The Rogers Centre has not been kind to the Calgary Stampeders. In the past decades, the Stamps have won just twice in 10 visits to the Big Smoke.
The Stamps, however, feel primed, unbowed by a hostile crowd. The last time Calgary won a Grey Cup, (2008) it was on the road in Montreal, where Calgary overcame the hometown Alouettes.
On Saturday morning after their last practice before the Grey Cup on Sunday, star running back Jon Cornish went so far to declare: “We are more ready than any team to win this cup.”
In the past three years, it has been series of close losses for Calgary at the Rogers Centre. The Stampeders lost two games in 2010 and 2011 by a combined five points. This July it was yet another narrow defeat, 39-36, where Toronto’s Ricky Ray threw for 407 yards and Calgary running back Jon Cornish managed just 39 on the ground – and lost a fumble, too.
While the Stamps recent record at the Rogers Centre is perhaps more coincidental than statistically significant, the team – a slight favourite to win on Sunday night – knows it has stumbled here often.
“I would say it does have bearing on tomorrow,” said Cornish on Saturday, after Calgary’s final practice before the Grey Cup. “Not because we’ve lost games here in the past but because we have the opportunity to remedy the things we’ve done wrong in the past. As a team, we all know exactly what has gone wrong, and things we haven’t done right.
Cornish sees parallels between last week, when Calgary came to Vancouver and overcame a B.C. Lions team that had twice beaten the Stampeders this season. The Stamps were not in the least rattled by the loud 40,000-plus hometown fans in last Sunday's game at B.C. Place as they delivered a wire-to-wire victory.
“I don’t like talking about fate but every team we’ve lost to, we’ve then beaten them in their house – except for Toronto. We are a battle hardened team. We’ve played in every weather imaginable, snow, rain, cold. We’ve played in the loudest stadiums in the league, and won. At this point, we are more ready than any team to win this cup.”
Nik Lewis said Calgary in recent years didn’t have the intense focus necessary to win when they have visited Toronto, and sometimes didn’t take the Argonauts seriously enough, given “you kind of tend to overlook them sometimes,” said Lewis. “I won’t say we disrespect them by overlooking them but we feel like we’re going to go in there and beat them. In the past, we’ve lost games when they’ve had third-string quarterbacks in, things like that.”
Asked about the value of the acid test in Vancouver last week and winning on the road against a home team and their fans, exactly what Calgary has to do again Sunday night, Lewis turned the question back to the Stamps’s electric last-second win against Saskatchewan. Lewis noted he had never beaten Saskatchewan in the playoffs in his career, losing four times.
“That was a huge hurdle for us,” said Lewis, wearing a Grey Cup 100 toque. “We could have let that win define our season.
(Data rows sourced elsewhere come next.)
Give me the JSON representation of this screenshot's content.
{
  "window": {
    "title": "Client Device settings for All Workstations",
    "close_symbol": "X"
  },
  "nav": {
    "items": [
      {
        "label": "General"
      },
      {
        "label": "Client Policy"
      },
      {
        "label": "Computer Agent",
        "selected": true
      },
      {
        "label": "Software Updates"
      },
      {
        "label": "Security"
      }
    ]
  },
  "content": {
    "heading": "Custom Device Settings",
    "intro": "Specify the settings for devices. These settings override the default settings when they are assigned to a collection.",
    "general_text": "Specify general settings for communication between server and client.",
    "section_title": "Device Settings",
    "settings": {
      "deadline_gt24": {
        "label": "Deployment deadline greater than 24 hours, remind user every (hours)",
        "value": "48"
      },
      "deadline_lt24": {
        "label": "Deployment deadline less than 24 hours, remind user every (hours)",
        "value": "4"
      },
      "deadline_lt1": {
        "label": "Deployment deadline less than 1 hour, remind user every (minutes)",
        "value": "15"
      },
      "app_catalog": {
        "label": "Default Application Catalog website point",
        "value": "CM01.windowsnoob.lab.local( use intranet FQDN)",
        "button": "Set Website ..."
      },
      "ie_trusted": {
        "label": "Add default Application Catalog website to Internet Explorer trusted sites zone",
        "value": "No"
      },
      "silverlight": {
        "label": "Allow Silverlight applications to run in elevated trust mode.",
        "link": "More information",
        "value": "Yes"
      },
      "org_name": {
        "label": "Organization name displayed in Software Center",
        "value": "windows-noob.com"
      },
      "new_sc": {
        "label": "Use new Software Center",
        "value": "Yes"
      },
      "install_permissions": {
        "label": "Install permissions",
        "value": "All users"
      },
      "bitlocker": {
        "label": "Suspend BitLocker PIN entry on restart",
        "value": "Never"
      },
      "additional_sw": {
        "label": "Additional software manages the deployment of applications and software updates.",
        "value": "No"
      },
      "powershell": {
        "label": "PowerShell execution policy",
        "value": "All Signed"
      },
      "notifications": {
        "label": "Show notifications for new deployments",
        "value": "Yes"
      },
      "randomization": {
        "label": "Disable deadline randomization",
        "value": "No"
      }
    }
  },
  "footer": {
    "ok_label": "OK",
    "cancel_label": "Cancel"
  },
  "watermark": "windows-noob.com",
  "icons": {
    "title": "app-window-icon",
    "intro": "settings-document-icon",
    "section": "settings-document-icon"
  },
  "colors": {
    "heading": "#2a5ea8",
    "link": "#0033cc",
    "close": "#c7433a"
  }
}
But we played better against B.C., and now we want to carry it over and play better here this week than we did last week.”
Juwan Simpson, the all-star linebacker who missed last week’s game in Vancouver with injury, has no concern about being on the road. He called the Rogers Centre a “neutral site” that will have fans from all over – even if the truth is the crowd is likely to be heavily pro-Argos.
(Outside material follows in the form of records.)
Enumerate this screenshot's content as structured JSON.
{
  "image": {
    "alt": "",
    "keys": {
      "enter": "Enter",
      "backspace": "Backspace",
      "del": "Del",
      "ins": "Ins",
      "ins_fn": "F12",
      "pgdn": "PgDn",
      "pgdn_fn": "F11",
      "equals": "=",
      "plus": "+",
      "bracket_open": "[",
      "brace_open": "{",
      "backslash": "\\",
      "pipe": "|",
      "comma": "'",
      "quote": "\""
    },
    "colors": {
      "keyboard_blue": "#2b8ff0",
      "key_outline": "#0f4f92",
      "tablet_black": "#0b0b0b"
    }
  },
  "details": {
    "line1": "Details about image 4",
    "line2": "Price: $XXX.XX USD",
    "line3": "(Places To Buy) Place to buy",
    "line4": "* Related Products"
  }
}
“You’ve just got to deal with it,” said Simpson. “We’ve been in a hostile environment. That’s not our concern.”’
The return of Simpson to the lineup will be a challenge for Toronto. The Stamps were weak getting to quarterbacks earlier this year but finished the year tied for second in the CFL at 43 sacks. As the season progressed the defence began to gel and then added veteran D lineman Anwar Stewart, bolstering the strong crew led by all-star Charleston Hughes. Simpson said he’s confident the Stamps will be able to put heavy pressure on Ray.
“Nothing against their O line or anything but our defensive line has done a great job, especially these last four or five games getting pressure on the quarterback, whether it’s knock downs or anything like that,” said Simpson.
Of Calgary’s two wins in Toronto in the past decade, the one that was the most convincing came in 2008, when Calgary eventually rolled to the championship. The Stamps pummelled the Argos 44-16 in late September.
But Ws and Ls in the past are irrelevant today, said head coach John Hufnagel.
“That’s history,” said Hufnagel. “We don’t take too much into account on history, whether it’s good history or bad history. This game is a 0-0 game at the start and hopefully we’ll have enough points at the end.”